Deep sleepers: Artie Lynch and Shawn Williams. Neither guy is likely to see a ton of PT early in the year, and maybe they won't become factors at all. But there's a lot to like about both guys and there might be an opportunity under the right circumstances. Williams got a ton of reps on special teams last year, and I could see him turning into a big hitter on the coverage units and blossoming into a decent role player on defense, too. Lynch showed during the spring game that he's got receiver skills, and while Orson Charles and Aron White will likely get the bulk of the receiving yards and Bruce Figgins returns as a featured blocking tight end, I can envision a scenario in which Lynch manages to become a nice all-purpose guy who ends up getting his fair share of reps by November.
Fletcher: Fair enough.
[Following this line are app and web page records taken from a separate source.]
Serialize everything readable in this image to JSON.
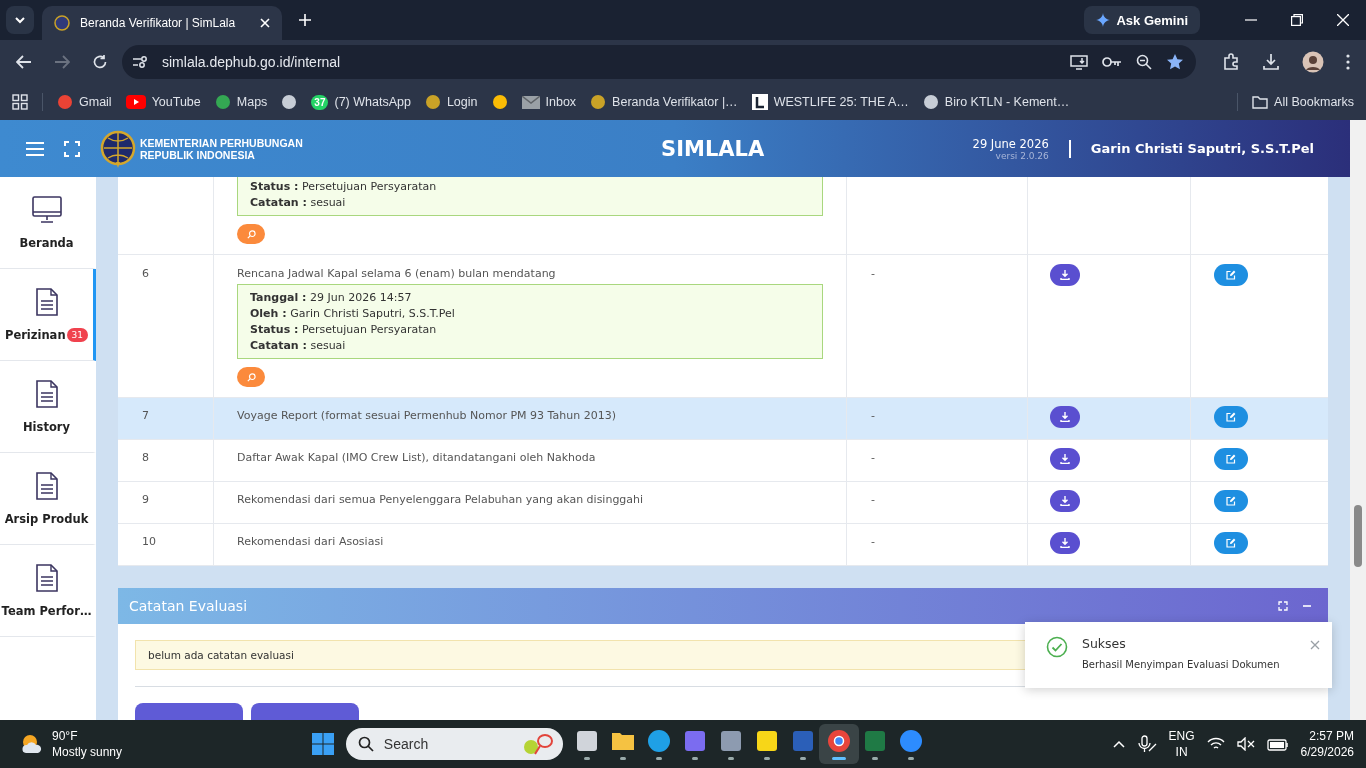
{
  "browser": {
    "tabs": [
      {
        "title": "Beranda Verifikator | SimLala",
        "selected": true
      }
    ],
    "ask_gemini": "Ask Gemini",
    "address": "simlala.dephub.go.id/internal",
    "bookmarks": [
      {
        "label": "Gmail",
        "kind": "gmail"
      },
      {
        "label": "YouTube",
        "kind": "youtube"
      },
      {
        "label": "Maps",
        "kind": "maps"
      },
      {
        "kind": "globe"
      },
      {
        "label": "(7) WhatsApp",
        "kind": "whatsapp",
        "badge": "37"
      },
      {
        "label": "Login",
        "kind": "emblem"
      },
      {
        "kind": "pinwheel"
      },
      {
        "label": "Inbox",
        "kind": "mail"
      },
      {
        "label": "Beranda Verifikator |…",
        "kind": "emblem"
      },
      {
        "label": "WESTLIFE 25: THE A…",
        "kind": "square"
      },
      {
        "label": "Biro KTLN - Kement…",
        "kind": "globe"
      }
    ],
    "all_bookmarks": "All Bookmarks"
  },
  "header": {
    "org": [
      "KEMENTERIAN PERHUBUNGAN",
      "REPUBLIK INDONESIA"
    ],
    "title": "SIMLALA",
    "date": "29 June 2026",
    "version": "versi 2.0.26",
    "user": "Garin Christi Saputri, S.S.T.Pel"
  },
  "sidebar": [
    {
      "label": "Beranda",
      "kind": "monitor",
      "selected": false
    },
    {
      "label": "Perizinan",
      "kind": "document",
      "selected": true,
      "badge": "31"
    },
    {
      "label": "History",
      "kind": "document",
      "selected": false
    },
    {
      "label": "Arsip Produk",
      "kind": "document",
      "selected": false
    },
    {
      "label": "Team Perfor…",
      "kind": "document",
      "selected": false
    }
  ],
  "documents": [
    {
      "notes": [
        {
          "label": "Status :",
          "value": "Persetujuan Persyaratan"
        },
        {
          "label": "Catatan :",
          "value": "sesuai"
        }
      ],
      "reviewed": true,
      "actions": false,
      "selected": false
    },
    {
      "number": "6",
      "document": "Rencana Jadwal Kapal selama 6 (enam) bulan mendatang",
      "notes": [
        {
          "label": "Tanggal :",
          "value": "29 Jun 2026 14:57"
        },
        {
          "label": "Oleh :",
          "value": "Garin Christi Saputri, S.S.T.Pel"
        },
        {
          "label": "Status :",
          "value": "Persetujuan Persyaratan"
        },
        {
          "label": "Catatan :",
          "value": "sesuai"
        }
      ],
      "reviewed": true,
      "keterangan": "-",
      "actions": true,
      "selected": false
    },
    {
      "number": "7",
      "document": "Voyage Report (format sesuai Permenhub Nomor PM 93 Tahun 2013)",
      "reviewed": false,
      "keterangan": "-",
      "actions": true,
      "selected": true
    },
    {
      "number": "8",
      "document": "Daftar Awak Kapal (IMO Crew List), ditandatangani oleh Nakhoda",
      "reviewed": false,
      "keterangan": "-",
      "actions": true,
      "selected": false
    },
    {
      "number": "9",
      "document": "Rekomendasi dari semua Penyelenggara Pelabuhan yang akan disinggahi",
      "reviewed": false,
      "keterangan": "-",
      "actions": true,
      "selected": false
    },
    {
      "number": "10",
      "document": "Rekomendasi dari Asosiasi",
      "reviewed": false,
      "keterangan": "-",
      "actions": true,
      "selected": false
    }
  ],
  "evaluation": {
    "title": "Catatan Evaluasi",
    "note": "belum ada catatan evaluasi"
  },
  "toast": {
    "title": "Sukses",
    "message": "Berhasil Menyimpan Evaluasi Dokumen"
  },
  "taskbar": {
    "temperature": "90°F",
    "weather": "Mostly sunny",
    "search": "Search",
    "apps": [
      {
        "kind": "taskview",
        "selected": false
      },
      {
        "kind": "files",
        "selected": false
      },
      {
        "kind": "edge",
        "selected": false
      },
      {
        "kind": "copilot",
        "selected": false
      },
      {
        "kind": "camera",
        "selected": false
      },
      {
        "kind": "notes",
        "selected": false
      },
      {
        "kind": "word",
        "selected": false
      },
      {
        "kind": "chrome",
        "selected": true
      },
      {
        "kind": "excel",
        "selected": false
      },
      {
        "kind": "zoom",
        "selected": false
      }
    ],
    "language": [
      "ENG",
      "IN"
    ],
    "time": "2:57 PM",
    "date": "6/29/2026"
  }
}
Say, while I'll got you here David, if you had to rent a houseboat and stay on Lake Burton for a week with three current Georgia players, along with Derek Dooley and Nick Saban, who would it be and why?
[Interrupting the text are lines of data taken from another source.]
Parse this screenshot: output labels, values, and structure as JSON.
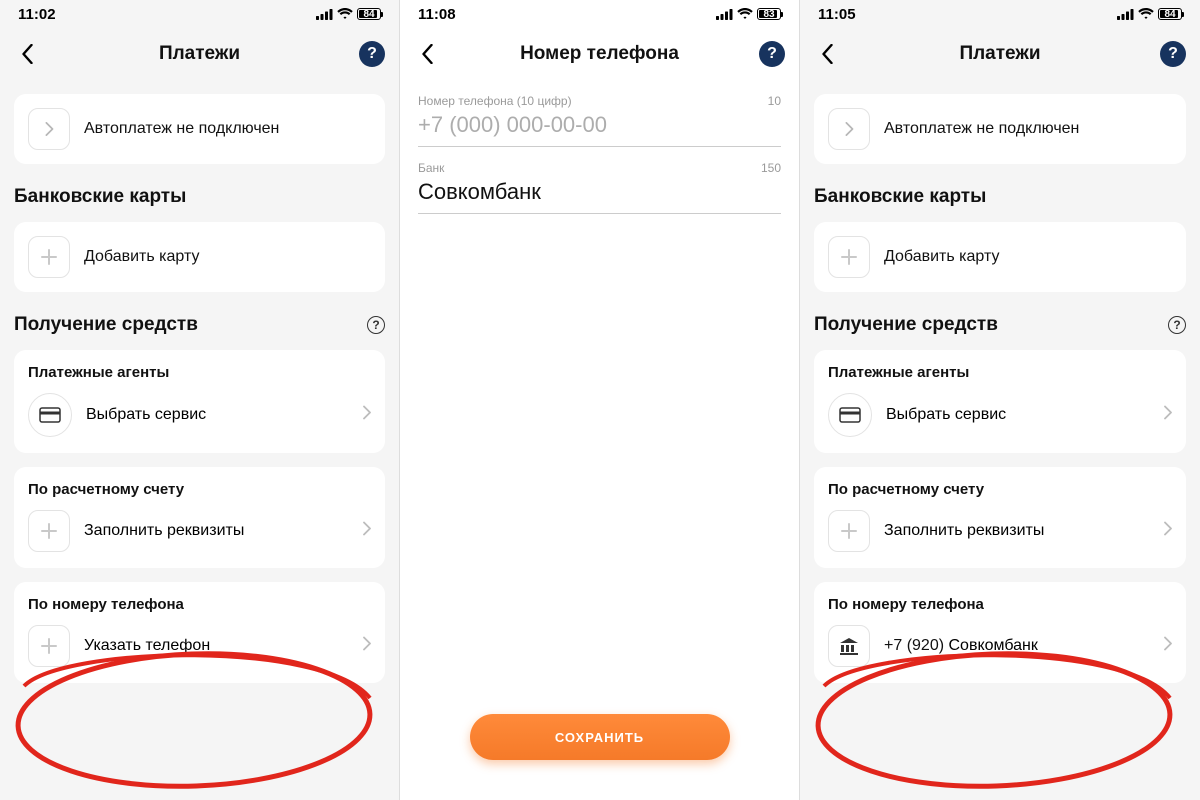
{
  "screens": [
    {
      "time": "11:02",
      "battery": "84",
      "title": "Платежи",
      "autopay": "Автоплатеж не подключен",
      "section_cards": "Банковские карты",
      "add_card": "Добавить карту",
      "section_receive": "Получение средств",
      "agents_title": "Платежные агенты",
      "agents_action": "Выбрать сервис",
      "account_title": "По расчетному счету",
      "account_action": "Заполнить реквизиты",
      "phone_title": "По номеру телефона",
      "phone_action": "Указать телефон"
    },
    {
      "time": "11:08",
      "battery": "83",
      "title": "Номер телефона",
      "phone_label": "Номер телефона (10 цифр)",
      "phone_limit": "10",
      "phone_placeholder": "+7 (000) 000-00-00",
      "bank_label": "Банк",
      "bank_limit": "150",
      "bank_value": "Совкомбанк",
      "save": "СОХРАНИТЬ"
    },
    {
      "time": "11:05",
      "battery": "84",
      "title": "Платежи",
      "autopay": "Автоплатеж не подключен",
      "section_cards": "Банковские карты",
      "add_card": "Добавить карту",
      "section_receive": "Получение средств",
      "agents_title": "Платежные агенты",
      "agents_action": "Выбрать сервис",
      "account_title": "По расчетному счету",
      "account_action": "Заполнить реквизиты",
      "phone_title": "По номеру телефона",
      "phone_number": "+7 (920)",
      "phone_bank": "Совкомбанк"
    }
  ],
  "help_glyph": "?"
}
Hale: Great question, and I'm glad you asked. 1.) Artie Lynch. When you're in a harbor somewhere drinking with a bunch of sailors, you need someone with a New England accent on your side. 2.) Kris Durham. I've seen enough Gilligan's Island episodes to know that you need at least one really smart guy around in case you are marooned. If anyone on the UGA team can turn 3 coconuts into a satellite dish so we can still tune in for some college football on Saturdays, it's Durham. And for No. 3, how about Brandon Boykin? He seems like the type of guy who could bring a certain T-Pain-esque, "I'm on a boat" attitude to the party.
Fletcher: I've missed these types of discussions. What are your thoughts about Murray? Will he handle the pressure of being a first-time starter?
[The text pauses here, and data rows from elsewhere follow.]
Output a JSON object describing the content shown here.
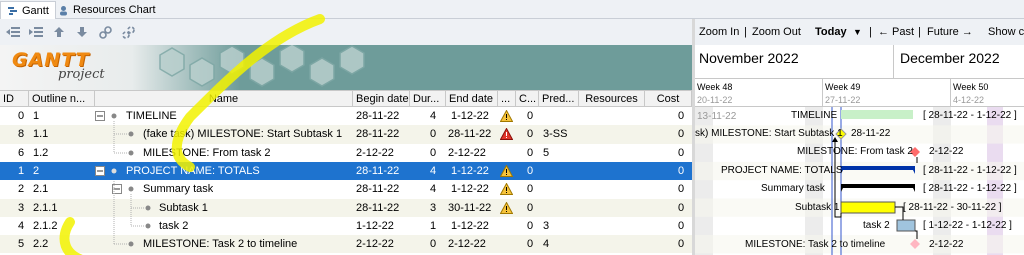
{
  "tabs": [
    {
      "label": "Gantt"
    },
    {
      "label": "Resources Chart"
    }
  ],
  "banner": {
    "logo_main": "GANTT",
    "logo_sub": "project"
  },
  "columns": [
    "ID",
    "Outline n...",
    "Name",
    "Begin date",
    "Dur...",
    "End date",
    "...",
    "C...",
    "Pred...",
    "Resources",
    "Cost"
  ],
  "rows": [
    {
      "id": "0",
      "outline": "1",
      "name": "TIMELINE",
      "begin": "28-11-22",
      "dur": "4",
      "end": "1-12-22",
      "warn": "yellow",
      "comp": "0",
      "pred": "",
      "cost": "0"
    },
    {
      "id": "8",
      "outline": "1.1",
      "name": "(fake task) MILESTONE: Start Subtask 1",
      "begin": "28-11-22",
      "dur": "0",
      "end": "28-11-22",
      "warn": "red",
      "comp": "0",
      "pred": "3-SS",
      "cost": "0"
    },
    {
      "id": "6",
      "outline": "1.2",
      "name": "MILESTONE: From task 2",
      "begin": "2-12-22",
      "dur": "0",
      "end": "2-12-22",
      "warn": "",
      "comp": "0",
      "pred": "5",
      "cost": "0"
    },
    {
      "id": "1",
      "outline": "2",
      "name": "PROJECT NAME: TOTALS",
      "begin": "28-11-22",
      "dur": "4",
      "end": "1-12-22",
      "warn": "yellow",
      "comp": "0",
      "pred": "",
      "cost": "0"
    },
    {
      "id": "2",
      "outline": "2.1",
      "name": "Summary task",
      "begin": "28-11-22",
      "dur": "4",
      "end": "1-12-22",
      "warn": "yellow",
      "comp": "0",
      "pred": "",
      "cost": "0"
    },
    {
      "id": "3",
      "outline": "2.1.1",
      "name": "Subtask 1",
      "begin": "28-11-22",
      "dur": "3",
      "end": "30-11-22",
      "warn": "yellow",
      "comp": "0",
      "pred": "",
      "cost": "0"
    },
    {
      "id": "4",
      "outline": "2.1.2",
      "name": "task 2",
      "begin": "1-12-22",
      "dur": "1",
      "end": "1-12-22",
      "warn": "",
      "comp": "0",
      "pred": "3",
      "cost": "0"
    },
    {
      "id": "5",
      "outline": "2.2",
      "name": "MILESTONE: Task 2 to timeline",
      "begin": "2-12-22",
      "dur": "0",
      "end": "2-12-22",
      "warn": "",
      "comp": "0",
      "pred": "4",
      "cost": "0"
    }
  ],
  "chart_toolbar": {
    "zoom_in": "Zoom In",
    "sep1": "|",
    "zoom_out": "Zoom Out",
    "today": "Today",
    "sep2": "|",
    "past": "← Past",
    "sep3": "|",
    "future": "Future →",
    "show": "Show cr"
  },
  "months": [
    "November 2022",
    "December 2022"
  ],
  "weeks": [
    {
      "label": "Week 48",
      "date": "20-11-22"
    },
    {
      "label": "Week 49",
      "date": "27-11-22"
    },
    {
      "label": "Week 50",
      "date": "4-12-22"
    }
  ],
  "chart_labels": [
    {
      "text": "TIMELINE"
    },
    {
      "text": "[ 28-11-22 - 1-12-22 ]"
    },
    {
      "text": "sk) MILESTONE: Start Subtask 1"
    },
    {
      "text": "28-11-22"
    },
    {
      "text": "MILESTONE: From task 2"
    },
    {
      "text": "2-12-22"
    },
    {
      "text": "PROJECT NAME: TOTALS"
    },
    {
      "text": "[ 28-11-22 - 1-12-22 ]"
    },
    {
      "text": "Summary task"
    },
    {
      "text": "[ 28-11-22 - 1-12-22 ]"
    },
    {
      "text": "Subtask 1"
    },
    {
      "text": "[ 28-11-22 - 30-11-22 ]"
    },
    {
      "text": "task 2"
    },
    {
      "text": "[ 1-12-22 - 1-12-22 ]"
    },
    {
      "text": "MILESTONE: Task 2 to timeline"
    },
    {
      "text": "2-12-22"
    },
    {
      "text": "13-11-22"
    }
  ],
  "colors": {
    "selection": "#1e73cf",
    "accent_orange": "#f08a12",
    "bar_yellow": "#ffff00",
    "bar_blue": "#a0c4de",
    "timeline_green": "#c8f0c8",
    "milestone_red": "#ff6b6b"
  }
}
Hale: Short answer: Yeah. Longer answer: Maybe not right away. Look, Murray has all the tools to be a great QB in the SEC. And he's got a good head on his shoulders, too. He says and does all the right things, so you have to believe he's eventually going to handle the position really well. But what about the short term? The pressure is going to be high, the spotlight is going to be bright and there isn't going to be any safety net for him. I think by the end of the year, he's going to be a QB everyone is excited about. But I also think there will be a handful of growing pains along the way.
Fletcher: Who do you have in the Caleb vs. Washaun rushing free-for-all debate?
Hale: Caleb -- and I would have said that even before the suspension for Ealey. I know that King hasn't really lived up to all the hype that surrounded his arrival, but he's also not a typical college football player. It's taken him a little longer to get used to his surroundings and become comfortable with his role. I think he's at that point this year and he really sees this as an opportunity to take that next step. Hopefully Ealey learns something from his week (or more) off and comes back with a great attitude and Georgia has two strong RBs. But I'd bet Caleb ends up with the better numbers at year's end regardless. (By the way, you should consider getting some Team Caleb/Team Washaun posters for your bedroom to replace those "Twilight" ones you currently have hanging up.)
Fletcher: In all fairness, I was in a transitional period in my life. Lastly David, I know life has been tough without "Lost" to keep you occupied…
Hale: First it was awful, then Shark Week came and went, now it's awful again.
There you have it folks…I'd like to remind you to tip your waitress. Don't forget, the 10:30 show is different than the early gig. Stay classy, and check back every Thursday night for the Dawg Post evening mail bag…